The perpetual paradox of Thailand’s politics, therefore, is that electoral victory is not seen as bestowing legitimacy. In mature democracies, this refusal to accept parliamentary decisions is rare – it would seem preposterous – but in a dysfunctional democracy like Thailand, it has increasingly become the norm. Regardless of its status as legitimate government, the current proxy administration, with Thaksin as puppet master, is perceived as lacking the moral authority to govern the country given its “corrupt” image.

This begs a difficult question: Should a democratically elected government be allowed to continue a corrupt rule with impunity? And to what extent can it continue without succumbing to some sort of intervention, either military intervention or popular protest? In this particular case, do these whistle-blowing demonstrators have the right to oust an elected government, given that their assumptions and beliefs are not without the bias of self-righteousness or moral judgment? And ultimately, should popular protests be recognized as a way to call for a change of government?

On paper, again, these extra-parliamentary voices are easy to dismiss. But when almost one million innocent and well-intentioned ordinary people take to the streets to protest the existence the culture of corruption and impunity, the picture becomes more complex. These protestors believe that the Pheu Thai party will never rid itself of its corruption, which does not seem to bother the grassroots majority much but is unacceptable to many others. But again, how much less corrupt will the opposition be, if one could measure corruption with any certainty? The true color of Thai politics seems to be a confused shade of gray.

It must be remembered though, that the Red Shirt protest in 2010 was an armed and violent one, instigated and funded to cause chaos and anarchy. Grenades were thrown, shots were fired, and buildings were set on fire in guerilla-style terrorist acts. The extent of the violence was such that few governments anywhere would have had any other options but to resort to serious crackdown. The anti-amnesty and anti-Thaksin demonstration this year, on the contrary, has been largely peaceful and organic. Those coming out from their offices have not been paid to do so and they do not carry arms. It is now more difficult to pass judgment as to whose side has more legitimacy.

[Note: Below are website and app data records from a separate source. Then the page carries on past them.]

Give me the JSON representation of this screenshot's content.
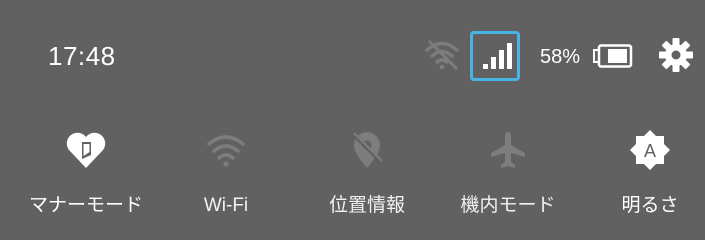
{
  "status_bar": {
    "time": "17:48",
    "battery_percent": "58%",
    "battery_level": 0.58,
    "icons": {
      "wifi": "wifi-off-icon",
      "signal": "cell-signal-icon",
      "battery": "battery-icon",
      "settings": "gear-icon"
    },
    "highlight_color": "#48b4e6"
  },
  "quick_settings": [
    {
      "label": "マナーモード",
      "icon": "manner-mode-icon",
      "active": true
    },
    {
      "label": "Wi-Fi",
      "icon": "wifi-icon",
      "active": false
    },
    {
      "label": "位置情報",
      "icon": "location-off-icon",
      "active": false
    },
    {
      "label": "機内モード",
      "icon": "airplane-icon",
      "active": false
    },
    {
      "label": "明るさ",
      "icon": "brightness-auto-icon",
      "active": true
    }
  ],
  "colors": {
    "panel_bg": "#616161",
    "active_icon": "#ffffff",
    "inactive_icon": "#7d7d7d"
  }
}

The sad irony is that Thailand’s oldest political party, the Democrat Party, is now taking the same extra-parliamentary approach to destabilize the incumbent government like the Red Shirts did back in 2010, when the Democrats were in power. The Party’s leadership, so it seems, has opted for disobedience and whistle-blowing rebellion, evidence of how fragile and non-institutionalized Thailand’s parliamentary democracy remains. As Red Shirt leaders vowed to assemble their own protesters this week predicting an unfavorable constitutional court decision against certain Pheu Thai politicians – a prediction that proved correct – one can only hope that Thailand will not yet again end up in bloody confrontation. The initial protest against one bill has now morphed into a larger movement against Thaksin, against whom many Thais still harbor deep resentment and distrust.

As long as politics is led not by policies and ideas but by personality and prejudices, Thailand will be perennially plagued by this vicious cycle in which elected government faces the threat of being toppled whenever its policy options or political decisions prove too unpopular. In Thaksin’s case, after years away, alienation may have set in as his long-distance relationship with the Thai mass majority becomes more difficult to sustain and manage.

The whole saga is proof that democracy in Thailand remains hard to define. Does it simply mean securing an electoral victory? Or must it also be accompanied by the acceptance of other main groups? And if so, is that a tenable and achievable scenario in such a diverse, polarized, and unequal polity like Thailand? Perhaps one can hear more clearly once the sound of the whistles has died down.

Samak Mith is a freelance writer.